We conducted interviews with city planers, waste managements companies, architects, trash workers, and city inhabitants. The comments from the first four have been incorporated across various sections of the website. In this section we focus on the individual interviews with everyday city dwellers.

Individuals were approached on the city streets during afternoon business hours and asked a short list of questions about city trash and their interactions with public trashcans.


The following were the questions and procedure used to question individuals in situ in public places within the city.  Full disclosure about the project occurred at the outset of each interview.

1) When did you last throw away any trash while you were out in the city?

2) How many times do you think you used a public trash can last week?

3) Do you often use a trash can near here?

Using Flashcard 1 and Flashcard 2 each individual was asked to comment as follows:

4) Is this trash?

5) Who do you think left it there? And why?

6) Would you do anything with it if you found it?

--- Moving on… ---

7) Have you ever been intrigued by something someone has thrown away?

8) Do you think the trash of the city tells any kind of story of its inhabitant’s lives or habits?

9) Does trash ever annoy or disgust you?


The 15 individuals (10 male/ 5 female) covered a broad age range [(1/15) – 20s (3/15) – 30s (5/15) – 40s (3/15) – 50s (1/15) – 60s (2/15)] and were overwhelming (14/15) local residents to the city or daily commuters from surrounding areas. Many of them visited the area of the interview (predominantly Union Square, the plaza at Montgomery BART, and the Embarcadero) daily and often used the same trashcans in that particular place on a regular or daily basis (9/15 confirmed this explicitly). Most of them said they used a public trashcan regularly – from 4 to 40 times a week. The majority used a public trashcan at least once a day. Individuals were also shown flashcard images of purposefully cheap objects in various contexts that sit in a grey area of personal value: old shoes on trash can, a toy left at the edge of a sidewalk, a magazine shoved in a chain linked fence, and a personal picture CD-ROM next to a bus stop bench. They were asked to comment if each item was trash or not and to describe who left the object behind, and why. We encouraged each individual to describe their feelings towards trash and its connection to place and people.

Overall the outcome was evenly split between people who categorized the items trash or not trash.
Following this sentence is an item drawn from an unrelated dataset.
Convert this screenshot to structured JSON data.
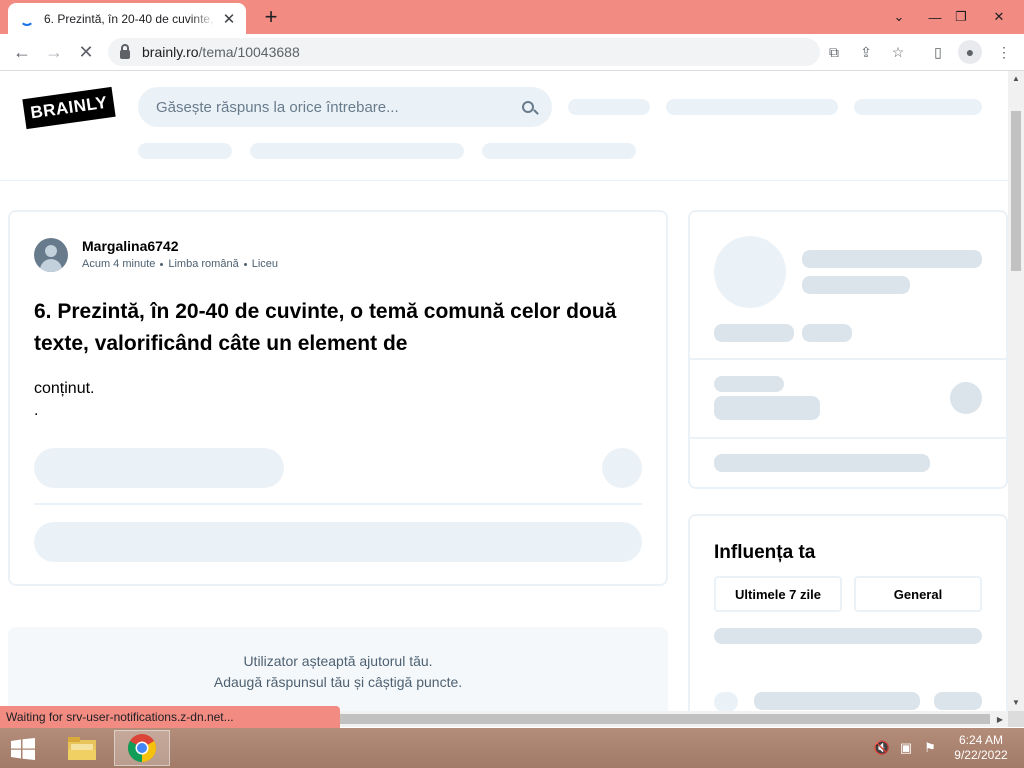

Of the items listed as not trash, the toy and image CD-ROM had the most perceived value (“lost”), then the shoes (“left for others” or “left for homeless”), followed by the magazine that people generally thought of as “litter” left by an inconsiderate person “probably young”. A large majority (11/15) gave explicit descriptions of who lost or left the object there and why. Many of them explained that they would investigate the object further if they found it – from “taking a closer look” to “picking it up and taking it home”.
The comments about trash gave a clear indication of how individuals related to their urban rubbish. A few took the discussion of trash and the city to a political conclusion discussing the issues of environment, consumerism and consumption – reflecting San Francisco’s liberal politics. Many of the people thought of city trash as telling a story as reflected in this quote by one individual:

“The objects that other people throw behind have more value than new objects, you know, they’ve traveled around with different people, they have a story. That’s what gives antiques there value.”


Urban Atmospheres at Intel Research